Copy all records exactly; omit pictures.

** Opening INPUT block **

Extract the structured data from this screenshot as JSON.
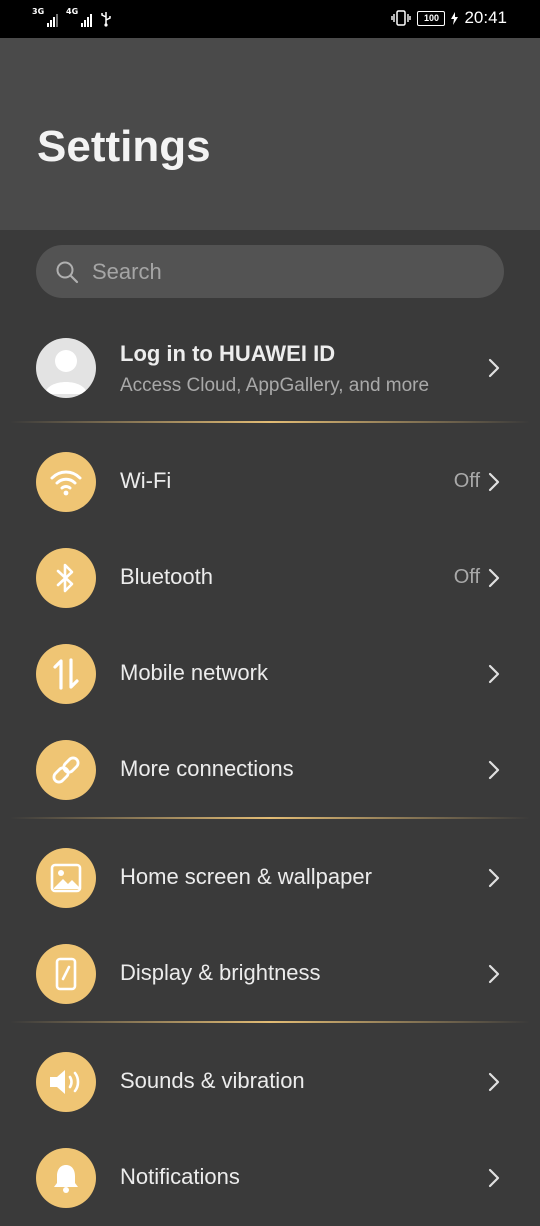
{
  "status_bar": {
    "sim1_type": "3G",
    "sim2_type": "4G",
    "usb_icon": "usb-icon",
    "vibrate_icon": "vibrate-icon",
    "battery": "100",
    "time": "20:41"
  },
  "header": {
    "title": "Settings"
  },
  "search": {
    "placeholder": "Search",
    "icon": "search-icon"
  },
  "account": {
    "title": "Log in to HUAWEI ID",
    "subtitle": "Access Cloud, AppGallery, and more",
    "icon": "avatar-icon"
  },
  "settings_items": [
    {
      "label": "Wi-Fi",
      "status": "Off",
      "icon": "wifi-icon"
    },
    {
      "label": "Bluetooth",
      "status": "Off",
      "icon": "bluetooth-icon"
    },
    {
      "label": "Mobile network",
      "status": "",
      "icon": "mobile-data-icon"
    },
    {
      "label": "More connections",
      "status": "",
      "icon": "link-icon"
    },
    {
      "label": "Home screen & wallpaper",
      "status": "",
      "icon": "image-icon"
    },
    {
      "label": "Display & brightness",
      "status": "",
      "icon": "display-icon"
    },
    {
      "label": "Sounds & vibration",
      "status": "",
      "icon": "speaker-icon"
    },
    {
      "label": "Notifications",
      "status": "",
      "icon": "bell-icon"
    }
  ],
  "colors": {
    "background": "#3a3a3a",
    "header": "#4a4a4a",
    "accent": "#efc574",
    "divider": "#ebc378",
    "text": "#ececec",
    "secondary_text": "#a9a9a9"
  }
}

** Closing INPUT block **

> **SOLUTION**:
Extract the structured data from this screenshot as JSON.
{
  "status_bar": {
    "sim1_type": "3G",
    "sim2_type": "4G",
    "usb_icon": "usb-icon",
    "vibrate_icon": "vibrate-icon",
    "battery": "100",
    "time": "20:41"
  },
  "header": {
    "title": "Settings"
  },
  "search": {
    "placeholder": "Search",
    "icon": "search-icon"
  },
  "account": {
    "title": "Log in to HUAWEI ID",
    "subtitle": "Access Cloud, AppGallery, and more",
    "icon": "avatar-icon"
  },
  "settings_items": [
    {
      "label": "Wi-Fi",
      "status": "Off",
      "icon": "wifi-icon"
    },
    {
      "label": "Bluetooth",
      "status": "Off",
      "icon": "bluetooth-icon"
    },
    {
      "label": "Mobile network",
      "status": "",
      "icon": "mobile-data-icon"
    },
    {
      "label": "More connections",
      "status": "",
      "icon": "link-icon"
    },
    {
      "label": "Home screen & wallpaper",
      "status": "",
      "icon": "image-icon"
    },
    {
      "label": "Display & brightness",
      "status": "",
      "icon": "display-icon"
    },
    {
      "label": "Sounds & vibration",
      "status": "",
      "icon": "speaker-icon"
    },
    {
      "label": "Notifications",
      "status": "",
      "icon": "bell-icon"
    }
  ],
  "colors": {
    "background": "#3a3a3a",
    "header": "#4a4a4a",
    "accent": "#efc574",
    "divider": "#ebc378",
    "text": "#ececec",
    "secondary_text": "#a9a9a9"
  }
}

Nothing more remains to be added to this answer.